Netflix’s When They See Us caught the attention of millions in 2019 and revealed some unwanted truths within America. The show takes place in New York City during the 80s. We see a more gritty New York- a New York within a Donald Trump era, and engulfed in hip-hop culture. The show takes us so far back to where we can see the most surreal specifics of that time—the high top fades, long wooden beads hung around the neck as jewelry, and neon clothing clung upon the backs of New Yorkers as they cascade up and down war-torn-esque streets.
Through this nostalgic lens, we are introduced to the Central Park Five: Yusef Salaam, Raymond Santana, Antron McCray, Kevin Richardson, and Korey Wisely. These five suspects were black youths who found themselves as suspects of a woman’s rape. The police department took them into custody, questioned most of them without their guardians and promised to lie. All of them were wrongfully accused. The characters were played by Asante Blackk, Marquis Rodriquez, Caleel Harris, Ethan Herisse and Jharell Jerome, lead by director Ava DuVernay.

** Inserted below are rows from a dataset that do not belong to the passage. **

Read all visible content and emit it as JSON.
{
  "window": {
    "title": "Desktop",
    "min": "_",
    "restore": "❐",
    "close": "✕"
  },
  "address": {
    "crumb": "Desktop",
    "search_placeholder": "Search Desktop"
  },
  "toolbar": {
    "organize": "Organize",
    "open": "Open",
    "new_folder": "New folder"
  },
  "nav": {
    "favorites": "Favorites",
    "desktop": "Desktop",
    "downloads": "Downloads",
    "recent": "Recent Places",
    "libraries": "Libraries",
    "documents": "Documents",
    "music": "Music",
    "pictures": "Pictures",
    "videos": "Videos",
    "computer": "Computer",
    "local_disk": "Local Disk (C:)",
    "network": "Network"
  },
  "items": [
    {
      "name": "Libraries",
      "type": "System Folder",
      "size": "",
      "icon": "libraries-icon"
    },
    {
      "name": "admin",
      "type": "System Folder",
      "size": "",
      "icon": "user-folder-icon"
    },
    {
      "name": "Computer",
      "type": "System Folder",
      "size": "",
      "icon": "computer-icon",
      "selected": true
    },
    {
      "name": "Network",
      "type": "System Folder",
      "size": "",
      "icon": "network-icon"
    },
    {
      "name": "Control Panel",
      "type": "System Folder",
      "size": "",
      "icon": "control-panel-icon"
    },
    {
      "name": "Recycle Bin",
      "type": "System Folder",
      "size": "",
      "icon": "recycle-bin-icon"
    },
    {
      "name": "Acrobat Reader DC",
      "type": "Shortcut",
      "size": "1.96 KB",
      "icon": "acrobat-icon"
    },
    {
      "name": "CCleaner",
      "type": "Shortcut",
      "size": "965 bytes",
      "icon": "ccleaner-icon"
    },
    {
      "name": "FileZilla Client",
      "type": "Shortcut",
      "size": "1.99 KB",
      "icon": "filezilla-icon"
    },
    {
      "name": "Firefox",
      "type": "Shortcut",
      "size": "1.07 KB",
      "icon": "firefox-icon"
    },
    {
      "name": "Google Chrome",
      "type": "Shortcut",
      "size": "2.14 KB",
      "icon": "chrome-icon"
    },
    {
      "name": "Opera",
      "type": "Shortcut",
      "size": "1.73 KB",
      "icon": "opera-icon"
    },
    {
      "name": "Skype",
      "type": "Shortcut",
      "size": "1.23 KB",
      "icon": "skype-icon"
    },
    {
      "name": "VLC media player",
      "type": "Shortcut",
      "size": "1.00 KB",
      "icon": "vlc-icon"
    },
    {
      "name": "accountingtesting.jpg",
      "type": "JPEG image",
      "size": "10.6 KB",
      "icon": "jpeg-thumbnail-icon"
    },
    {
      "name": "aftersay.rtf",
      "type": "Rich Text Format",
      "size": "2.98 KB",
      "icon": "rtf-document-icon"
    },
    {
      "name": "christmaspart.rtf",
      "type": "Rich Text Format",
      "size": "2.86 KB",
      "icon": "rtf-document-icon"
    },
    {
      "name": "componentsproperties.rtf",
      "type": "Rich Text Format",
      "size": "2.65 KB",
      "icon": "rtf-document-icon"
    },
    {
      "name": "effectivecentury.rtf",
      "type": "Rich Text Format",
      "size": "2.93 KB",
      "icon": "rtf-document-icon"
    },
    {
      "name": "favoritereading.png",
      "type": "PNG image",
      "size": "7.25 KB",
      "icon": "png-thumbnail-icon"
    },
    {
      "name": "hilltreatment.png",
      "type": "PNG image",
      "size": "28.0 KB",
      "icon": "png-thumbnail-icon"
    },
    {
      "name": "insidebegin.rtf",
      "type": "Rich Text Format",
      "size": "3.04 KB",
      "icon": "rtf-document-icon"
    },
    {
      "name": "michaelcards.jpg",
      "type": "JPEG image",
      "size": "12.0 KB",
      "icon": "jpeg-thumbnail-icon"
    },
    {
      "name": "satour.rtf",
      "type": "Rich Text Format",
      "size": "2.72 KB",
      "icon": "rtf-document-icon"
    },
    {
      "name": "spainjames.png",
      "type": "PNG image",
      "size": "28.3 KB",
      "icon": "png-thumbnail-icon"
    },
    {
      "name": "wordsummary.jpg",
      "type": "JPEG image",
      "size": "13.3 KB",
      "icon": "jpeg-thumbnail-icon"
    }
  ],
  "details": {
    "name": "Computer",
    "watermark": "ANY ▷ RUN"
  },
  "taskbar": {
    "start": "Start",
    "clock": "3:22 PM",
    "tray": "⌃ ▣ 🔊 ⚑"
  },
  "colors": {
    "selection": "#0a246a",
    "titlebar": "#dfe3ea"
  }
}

The talent from the cast evoked past realizations and previously suppressed emotions within the black community. It made everyone realize that the cinematic world has not praised or witnessed strong black leads in a long time. It’s a beautiful thing to know that we have such prolific forerunners in the industry like Ava DuVernay. This film represents black people’s wish to go beyond society’s expectations for us.
The past decade has stood as a time for the resurgence of black art, culture, and beauty. In this time, the industry has been called out for discrimination and lack of representation.
It’s taken years for the entertainment industry to rid itself of racist archetypes of black people. To see talented black men on screen makes me feel indifferent, in between states of anger and happiness. I feel indifferent because, for the longest time, black actors have had to choose between conformity and authenticity. Conformity and authenticity stand as equally painful roads to embark on. Conformity looks like overly white powdery makeup, damaged broken hair from too many relaxers. Authenticity looks like being labeled as angry, being the outcast.
DuVernay’s ability to showcase the raw truth of a community shows the progress the cinematic world has made. She creates spaces for men and women of color to project recollections of their blackness in the most truthful way. She illustrates a painting of a community that finds itself unable to find a medium between conformity and authenticity, a community that finds itself unable to find peace in a country that wages war against them.
When They See Us can give anyone the affirmation that their existence is not simply a pile of compacted dust. They are not just a sack of potential that is subjected to laws that barely protect them.